“In a world where you are invisible, please know that I see you.”
That’s the message 18-year-old volunteer from Germany, Julia Jamila Werner, spread throughout the heart of Apia last week when she handed out small gifts to street vendors and beggars on the streets.
Julia is in Samoa with Projects Abroad. She is working for the Samoa Observer and during her time in Samoa, she has noticed so many young children are hawking goods on the streets.
She has also noticed the growing number of beggars.
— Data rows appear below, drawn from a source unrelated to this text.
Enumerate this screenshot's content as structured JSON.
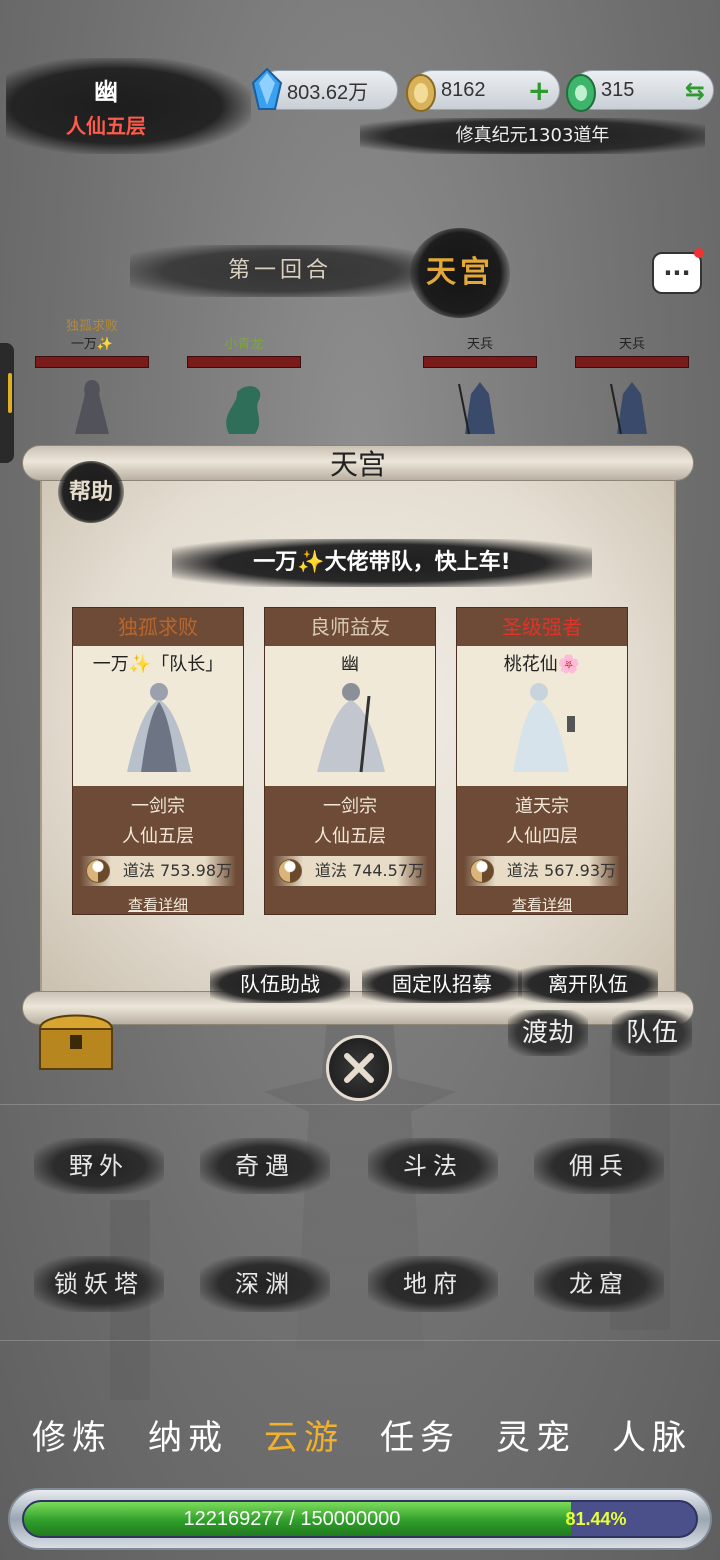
{
  "player": {
    "name": "幽",
    "rank": "人仙五层"
  },
  "currencies": [
    {
      "icon": "blue-crystal-icon",
      "value": "803.62万",
      "color": "#3aa0f0"
    },
    {
      "icon": "gold-coin-icon",
      "value": "8162",
      "action": "+",
      "color": "#d8b25a"
    },
    {
      "icon": "jade-icon",
      "value": "315",
      "action": "⇆",
      "color": "#3db56a"
    }
  ],
  "era": "修真纪元1303道年",
  "battle": {
    "round": "第一回合",
    "realm": "天宫",
    "fighters": [
      {
        "title": "独孤求败",
        "name": "一万✨"
      },
      {
        "title": "",
        "name": "小青龙"
      },
      {
        "title": "",
        "name": "天兵"
      },
      {
        "title": "",
        "name": "天兵"
      }
    ]
  },
  "dialog": {
    "title": "天宫",
    "help_label": "帮助",
    "slogan": "一万✨大佬带队，快上车!",
    "members": [
      {
        "title": "独孤求败",
        "name": "一万✨「队长」",
        "sect": "一剑宗",
        "realm": "人仙五层",
        "dao": "道法 753.98万",
        "detail": "查看详细"
      },
      {
        "title": "良师益友",
        "name": "幽",
        "sect": "一剑宗",
        "realm": "人仙五层",
        "dao": "道法 744.57万",
        "detail": ""
      },
      {
        "title": "圣级强者",
        "name": "桃花仙🌸",
        "sect": "道天宗",
        "realm": "人仙四层",
        "dao": "道法 567.93万",
        "detail": "查看详细"
      }
    ],
    "buttons": [
      "队伍助战",
      "固定队招募",
      "离开队伍"
    ]
  },
  "side_buttons": [
    "渡劫",
    "队伍"
  ],
  "locations": [
    "野外",
    "奇遇",
    "斗法",
    "佣兵",
    "锁妖塔",
    "深渊",
    "地府",
    "龙窟"
  ],
  "nav": [
    "修炼",
    "纳戒",
    "云游",
    "任务",
    "灵宠",
    "人脉"
  ],
  "nav_active": "云游",
  "exp": {
    "text": "122169277 / 150000000",
    "percent": "81.44%",
    "fraction": 0.8144
  }
}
They are everywhere in Apia, she said.
So she decided to do something about it, especially with Christmas around the corner.
With baking one of her hobbies, she used her talent to spread the love with little messages to the vendors.
The gift parcels were hand crafted carrying pieces of deliciously home made dessert, wrapped carefully in a maroon wrapping paper and finished off with a cute bow.
Each parcel carried a unique hand written letter written by Julia herself and translated in Samoan on the backside courtesy of her host family at Vaitele.
The preparation took days but they went in minutes.
The gesture is Julia’s self-funded project called, “I See You.” It’s a mission to tackle social issues and be part of the solution and not the problem.
The inspiration behind the name “I See You” is because of Julia’s experiences walking the streets of Apia and witnessing first hand how people callously pass street vendors and beggars as if they are not even there.
“ I wanted people to stop for a few seconds and open their eyes because homeless people or street kids, they seem to be quiet but I feel that they scream and people want close their eyes to the problems and to the person and just see their own nice world. I want them to pay attention to those who have less,” she told the Samoa Observer.
Thus, prompted Miss. Werner into action to begin the project. With the support of her host family, she was able to make 50 parcels to deliver to 50 lucky recipients.
She ventured unafraid into the dead of the night on late Sunday evening to deliver the parcels to child vendors who are always still roaming the street as well as others who were lingering around about the street of Apia at that late hour.
“Generally I feel pretty safe in Samoa, maybe because I’m used to the European streets,” she said.
“I heard that the parents of the street kids aren’t far away, so I’m not worried about them. I really can’t understand how people can treat kids like this. You should never put the children in that situation.”
Despite the language barrier, the glow and smile that many of the recipients portrayed as they received their presents was enough for Miss. Werner.
“I’m more worried about the homeless people because it takes pretty long until the government reacts. In Germany, everyone gets money and everyone gets a home. You should never be homeless. Here it’s different.”
“I think that, especially the homeless people, need help from those who have more. You don’t need to have a luxurious home, even just a little.”
Julia puts out a call to action for anyone in a position to help.
“It’s like many people see invisible in this world. And I just wanted to say, there are people who care because I care. And for the people who care to stand up. This is no time for you to be quite and wait for other people to do something. You have to do it on your own and its never a bad idea.”